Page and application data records

***

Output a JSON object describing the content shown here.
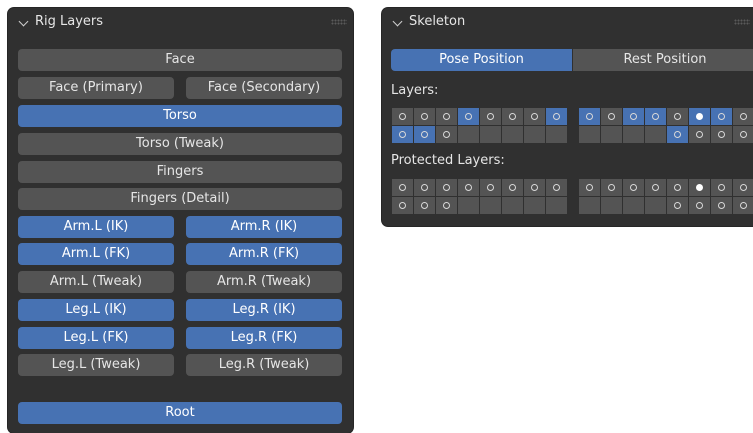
{
  "rig_layers": {
    "title": "Rig Layers",
    "buttons": [
      {
        "label": "Face",
        "active": false
      },
      {
        "label": "Face (Primary)",
        "active": false
      },
      {
        "label": "Face (Secondary)",
        "active": false
      },
      {
        "label": "Torso",
        "active": true
      },
      {
        "label": "Torso (Tweak)",
        "active": false
      },
      {
        "label": "Fingers",
        "active": false
      },
      {
        "label": "Fingers (Detail)",
        "active": false
      },
      {
        "label": "Arm.L (IK)",
        "active": true
      },
      {
        "label": "Arm.R (IK)",
        "active": true
      },
      {
        "label": "Arm.L (FK)",
        "active": true
      },
      {
        "label": "Arm.R (FK)",
        "active": true
      },
      {
        "label": "Arm.L (Tweak)",
        "active": false
      },
      {
        "label": "Arm.R (Tweak)",
        "active": false
      },
      {
        "label": "Leg.L (IK)",
        "active": true
      },
      {
        "label": "Leg.R (IK)",
        "active": true
      },
      {
        "label": "Leg.L (FK)",
        "active": true
      },
      {
        "label": "Leg.R (FK)",
        "active": true
      },
      {
        "label": "Leg.L (Tweak)",
        "active": false
      },
      {
        "label": "Leg.R (Tweak)",
        "active": false
      },
      {
        "label": "Root",
        "active": true
      }
    ]
  },
  "skeleton": {
    "title": "Skeleton",
    "pose_position_label": "Pose Position",
    "rest_position_label": "Rest Position",
    "active_position": "Pose Position",
    "layers_label": "Layers:",
    "protected_layers_label": "Protected Layers:",
    "layers": {
      "group1": {
        "row1": [
          "empty",
          "empty",
          "empty",
          "on",
          "empty",
          "empty",
          "empty",
          "on"
        ],
        "row2": [
          "on",
          "on",
          "empty",
          "blank",
          "blank",
          "blank",
          "blank",
          "blank"
        ]
      },
      "group2": {
        "row1": [
          "on",
          "empty",
          "on",
          "on",
          "empty",
          "on-filled",
          "on",
          "empty"
        ],
        "row2": [
          "blank",
          "blank",
          "blank",
          "blank",
          "on",
          "empty",
          "empty",
          "empty"
        ]
      }
    },
    "protected_layers": {
      "group1": {
        "row1": [
          "empty",
          "empty",
          "empty",
          "empty",
          "empty",
          "empty",
          "empty",
          "empty"
        ],
        "row2": [
          "empty",
          "empty",
          "empty",
          "blank",
          "blank",
          "blank",
          "blank",
          "blank"
        ]
      },
      "group2": {
        "row1": [
          "empty",
          "empty",
          "empty",
          "empty",
          "empty",
          "filled",
          "empty",
          "empty"
        ],
        "row2": [
          "blank",
          "blank",
          "blank",
          "blank",
          "empty",
          "empty",
          "empty",
          "empty"
        ]
      }
    }
  },
  "colors": {
    "panel_bg": "#303030",
    "button_bg": "#545454",
    "active_blue": "#4772b3",
    "text": "#e6e6e6"
  }
}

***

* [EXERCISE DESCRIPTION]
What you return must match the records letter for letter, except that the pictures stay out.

* [FINISHED EXERCISE]
Output a JSON object describing the content shown here.
{
  "rig_layers": {
    "title": "Rig Layers",
    "buttons": [
      {
        "label": "Face",
        "active": false
      },
      {
        "label": "Face (Primary)",
        "active": false
      },
      {
        "label": "Face (Secondary)",
        "active": false
      },
      {
        "label": "Torso",
        "active": true
      },
      {
        "label": "Torso (Tweak)",
        "active": false
      },
      {
        "label": "Fingers",
        "active": false
      },
      {
        "label": "Fingers (Detail)",
        "active": false
      },
      {
        "label": "Arm.L (IK)",
        "active": true
      },
      {
        "label": "Arm.R (IK)",
        "active": true
      },
      {
        "label": "Arm.L (FK)",
        "active": true
      },
      {
        "label": "Arm.R (FK)",
        "active": true
      },
      {
        "label": "Arm.L (Tweak)",
        "active": false
      },
      {
        "label": "Arm.R (Tweak)",
        "active": false
      },
      {
        "label": "Leg.L (IK)",
        "active": true
      },
      {
        "label": "Leg.R (IK)",
        "active": true
      },
      {
        "label": "Leg.L (FK)",
        "active": true
      },
      {
        "label": "Leg.R (FK)",
        "active": true
      },
      {
        "label": "Leg.L (Tweak)",
        "active": false
      },
      {
        "label": "Leg.R (Tweak)",
        "active": false
      },
      {
        "label": "Root",
        "active": true
      }
    ]
  },
  "skeleton": {
    "title": "Skeleton",
    "pose_position_label": "Pose Position",
    "rest_position_label": "Rest Position",
    "active_position": "Pose Position",
    "layers_label": "Layers:",
    "protected_layers_label": "Protected Layers:",
    "layers": {
      "group1": {
        "row1": [
          "empty",
          "empty",
          "empty",
          "on",
          "empty",
          "empty",
          "empty",
          "on"
        ],
        "row2": [
          "on",
          "on",
          "empty",
          "blank",
          "blank",
          "blank",
          "blank",
          "blank"
        ]
      },
      "group2": {
        "row1": [
          "on",
          "empty",
          "on",
          "on",
          "empty",
          "on-filled",
          "on",
          "empty"
        ],
        "row2": [
          "blank",
          "blank",
          "blank",
          "blank",
          "on",
          "empty",
          "empty",
          "empty"
        ]
      }
    },
    "protected_layers": {
      "group1": {
        "row1": [
          "empty",
          "empty",
          "empty",
          "empty",
          "empty",
          "empty",
          "empty",
          "empty"
        ],
        "row2": [
          "empty",
          "empty",
          "empty",
          "blank",
          "blank",
          "blank",
          "blank",
          "blank"
        ]
      },
      "group2": {
        "row1": [
          "empty",
          "empty",
          "empty",
          "empty",
          "empty",
          "filled",
          "empty",
          "empty"
        ],
        "row2": [
          "blank",
          "blank",
          "blank",
          "blank",
          "empty",
          "empty",
          "empty",
          "empty"
        ]
      }
    }
  },
  "colors": {
    "panel_bg": "#303030",
    "button_bg": "#545454",
    "active_blue": "#4772b3",
    "text": "#e6e6e6"
  }
}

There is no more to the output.